>>

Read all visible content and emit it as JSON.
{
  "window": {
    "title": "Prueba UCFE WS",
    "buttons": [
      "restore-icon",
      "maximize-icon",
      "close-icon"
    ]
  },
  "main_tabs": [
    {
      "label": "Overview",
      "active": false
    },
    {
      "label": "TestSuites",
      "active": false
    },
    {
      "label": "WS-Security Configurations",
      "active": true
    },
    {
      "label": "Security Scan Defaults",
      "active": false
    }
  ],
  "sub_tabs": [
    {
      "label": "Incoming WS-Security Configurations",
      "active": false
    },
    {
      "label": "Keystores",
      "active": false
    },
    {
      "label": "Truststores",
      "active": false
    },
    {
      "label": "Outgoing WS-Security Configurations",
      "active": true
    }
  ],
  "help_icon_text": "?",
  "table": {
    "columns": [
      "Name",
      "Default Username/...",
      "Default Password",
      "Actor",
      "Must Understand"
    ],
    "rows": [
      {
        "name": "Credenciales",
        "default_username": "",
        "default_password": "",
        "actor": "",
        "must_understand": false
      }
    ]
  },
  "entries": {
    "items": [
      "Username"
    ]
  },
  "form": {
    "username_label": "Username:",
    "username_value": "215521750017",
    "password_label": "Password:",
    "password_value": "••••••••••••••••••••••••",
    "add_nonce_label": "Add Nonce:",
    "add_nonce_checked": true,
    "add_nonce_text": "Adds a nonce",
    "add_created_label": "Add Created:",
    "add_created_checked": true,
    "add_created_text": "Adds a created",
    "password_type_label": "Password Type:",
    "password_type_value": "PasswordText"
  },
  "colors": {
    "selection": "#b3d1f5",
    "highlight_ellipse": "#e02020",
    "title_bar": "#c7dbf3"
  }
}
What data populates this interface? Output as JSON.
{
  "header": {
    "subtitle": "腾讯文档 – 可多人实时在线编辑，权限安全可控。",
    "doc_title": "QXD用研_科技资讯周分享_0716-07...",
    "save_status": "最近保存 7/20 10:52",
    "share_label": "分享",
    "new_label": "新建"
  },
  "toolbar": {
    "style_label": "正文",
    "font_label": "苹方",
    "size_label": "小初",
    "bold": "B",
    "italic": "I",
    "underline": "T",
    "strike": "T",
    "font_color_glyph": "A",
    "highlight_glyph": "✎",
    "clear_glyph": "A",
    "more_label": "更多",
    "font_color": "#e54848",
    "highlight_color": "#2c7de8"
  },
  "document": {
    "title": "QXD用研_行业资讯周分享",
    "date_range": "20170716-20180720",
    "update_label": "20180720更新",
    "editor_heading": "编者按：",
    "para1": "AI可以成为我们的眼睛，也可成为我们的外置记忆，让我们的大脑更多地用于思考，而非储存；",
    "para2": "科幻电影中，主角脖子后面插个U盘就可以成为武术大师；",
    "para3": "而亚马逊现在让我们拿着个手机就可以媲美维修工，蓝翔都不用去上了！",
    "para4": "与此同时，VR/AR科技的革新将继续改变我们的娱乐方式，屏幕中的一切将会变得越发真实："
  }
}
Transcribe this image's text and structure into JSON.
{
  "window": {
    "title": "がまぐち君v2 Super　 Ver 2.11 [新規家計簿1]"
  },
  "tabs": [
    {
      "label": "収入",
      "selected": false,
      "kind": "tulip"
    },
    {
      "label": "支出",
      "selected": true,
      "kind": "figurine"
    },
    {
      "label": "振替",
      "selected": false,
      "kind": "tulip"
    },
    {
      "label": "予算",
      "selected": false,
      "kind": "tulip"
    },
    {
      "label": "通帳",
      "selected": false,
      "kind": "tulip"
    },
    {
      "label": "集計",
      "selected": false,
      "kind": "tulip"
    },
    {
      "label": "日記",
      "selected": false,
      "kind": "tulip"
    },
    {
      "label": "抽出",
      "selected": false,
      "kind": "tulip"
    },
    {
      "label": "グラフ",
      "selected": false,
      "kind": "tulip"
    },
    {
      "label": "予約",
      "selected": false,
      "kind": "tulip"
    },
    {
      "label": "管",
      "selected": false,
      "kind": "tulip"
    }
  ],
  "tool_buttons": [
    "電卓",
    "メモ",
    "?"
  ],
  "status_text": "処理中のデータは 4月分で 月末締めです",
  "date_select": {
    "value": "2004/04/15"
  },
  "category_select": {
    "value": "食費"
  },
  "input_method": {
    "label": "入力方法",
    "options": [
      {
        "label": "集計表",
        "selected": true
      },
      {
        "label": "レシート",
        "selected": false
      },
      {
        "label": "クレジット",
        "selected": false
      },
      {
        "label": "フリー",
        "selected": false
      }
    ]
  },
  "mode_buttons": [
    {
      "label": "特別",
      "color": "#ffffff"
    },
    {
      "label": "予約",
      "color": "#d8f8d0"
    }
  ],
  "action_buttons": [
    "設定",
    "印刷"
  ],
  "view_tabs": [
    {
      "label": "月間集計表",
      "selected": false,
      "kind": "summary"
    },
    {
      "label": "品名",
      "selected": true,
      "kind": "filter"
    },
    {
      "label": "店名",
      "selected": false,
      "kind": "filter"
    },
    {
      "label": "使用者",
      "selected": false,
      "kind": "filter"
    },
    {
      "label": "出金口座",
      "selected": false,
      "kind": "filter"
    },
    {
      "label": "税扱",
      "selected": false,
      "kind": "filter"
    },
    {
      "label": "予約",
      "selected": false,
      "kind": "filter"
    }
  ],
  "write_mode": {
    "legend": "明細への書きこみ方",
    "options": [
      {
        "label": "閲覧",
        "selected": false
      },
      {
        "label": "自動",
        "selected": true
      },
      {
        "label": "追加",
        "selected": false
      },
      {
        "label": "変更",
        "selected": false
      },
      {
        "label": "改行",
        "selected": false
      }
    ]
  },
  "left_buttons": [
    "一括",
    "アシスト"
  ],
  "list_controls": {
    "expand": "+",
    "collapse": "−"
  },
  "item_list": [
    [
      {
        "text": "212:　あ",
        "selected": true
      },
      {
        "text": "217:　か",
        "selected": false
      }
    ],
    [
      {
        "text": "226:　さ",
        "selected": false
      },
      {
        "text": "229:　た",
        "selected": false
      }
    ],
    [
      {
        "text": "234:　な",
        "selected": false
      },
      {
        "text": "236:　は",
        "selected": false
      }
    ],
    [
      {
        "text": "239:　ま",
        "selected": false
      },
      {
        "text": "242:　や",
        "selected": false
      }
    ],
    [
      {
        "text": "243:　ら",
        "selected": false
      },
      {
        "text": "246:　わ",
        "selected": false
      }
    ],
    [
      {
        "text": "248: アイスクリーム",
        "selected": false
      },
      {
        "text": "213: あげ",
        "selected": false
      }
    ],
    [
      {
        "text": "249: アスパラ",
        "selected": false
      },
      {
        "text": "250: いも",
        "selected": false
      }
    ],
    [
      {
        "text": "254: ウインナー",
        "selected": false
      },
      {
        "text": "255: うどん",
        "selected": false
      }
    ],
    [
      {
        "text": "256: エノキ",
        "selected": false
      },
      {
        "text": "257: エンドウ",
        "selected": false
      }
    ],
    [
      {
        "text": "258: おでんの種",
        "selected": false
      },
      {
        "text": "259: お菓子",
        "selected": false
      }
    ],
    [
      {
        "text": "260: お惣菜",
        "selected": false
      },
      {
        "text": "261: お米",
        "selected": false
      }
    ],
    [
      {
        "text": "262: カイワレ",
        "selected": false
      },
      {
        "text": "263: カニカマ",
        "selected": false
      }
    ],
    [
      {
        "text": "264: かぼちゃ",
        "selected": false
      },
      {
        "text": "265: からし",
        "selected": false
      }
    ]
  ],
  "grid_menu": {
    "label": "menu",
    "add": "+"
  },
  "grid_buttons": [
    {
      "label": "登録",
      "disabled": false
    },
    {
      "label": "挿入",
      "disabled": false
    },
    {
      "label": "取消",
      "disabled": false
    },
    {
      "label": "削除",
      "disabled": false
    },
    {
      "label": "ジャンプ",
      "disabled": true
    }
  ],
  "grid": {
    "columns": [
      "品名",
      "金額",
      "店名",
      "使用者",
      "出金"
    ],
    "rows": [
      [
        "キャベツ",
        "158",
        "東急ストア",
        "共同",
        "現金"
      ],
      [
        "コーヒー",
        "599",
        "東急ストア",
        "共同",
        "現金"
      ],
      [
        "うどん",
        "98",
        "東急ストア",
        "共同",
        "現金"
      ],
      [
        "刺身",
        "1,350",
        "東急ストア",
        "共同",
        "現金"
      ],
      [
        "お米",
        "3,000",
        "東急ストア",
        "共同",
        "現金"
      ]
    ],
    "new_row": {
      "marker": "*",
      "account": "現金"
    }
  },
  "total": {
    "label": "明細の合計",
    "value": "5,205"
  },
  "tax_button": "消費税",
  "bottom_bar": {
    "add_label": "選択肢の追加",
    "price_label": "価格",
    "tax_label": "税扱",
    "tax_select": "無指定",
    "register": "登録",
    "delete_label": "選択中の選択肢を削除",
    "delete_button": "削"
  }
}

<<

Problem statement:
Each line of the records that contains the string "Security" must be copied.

Solved problem:
      "label": "WS-Security Configurations",
      "label": "Security Scan Defaults",
      "label": "Incoming WS-Security Configurations",
      "label": "Outgoing WS-Security Configurations",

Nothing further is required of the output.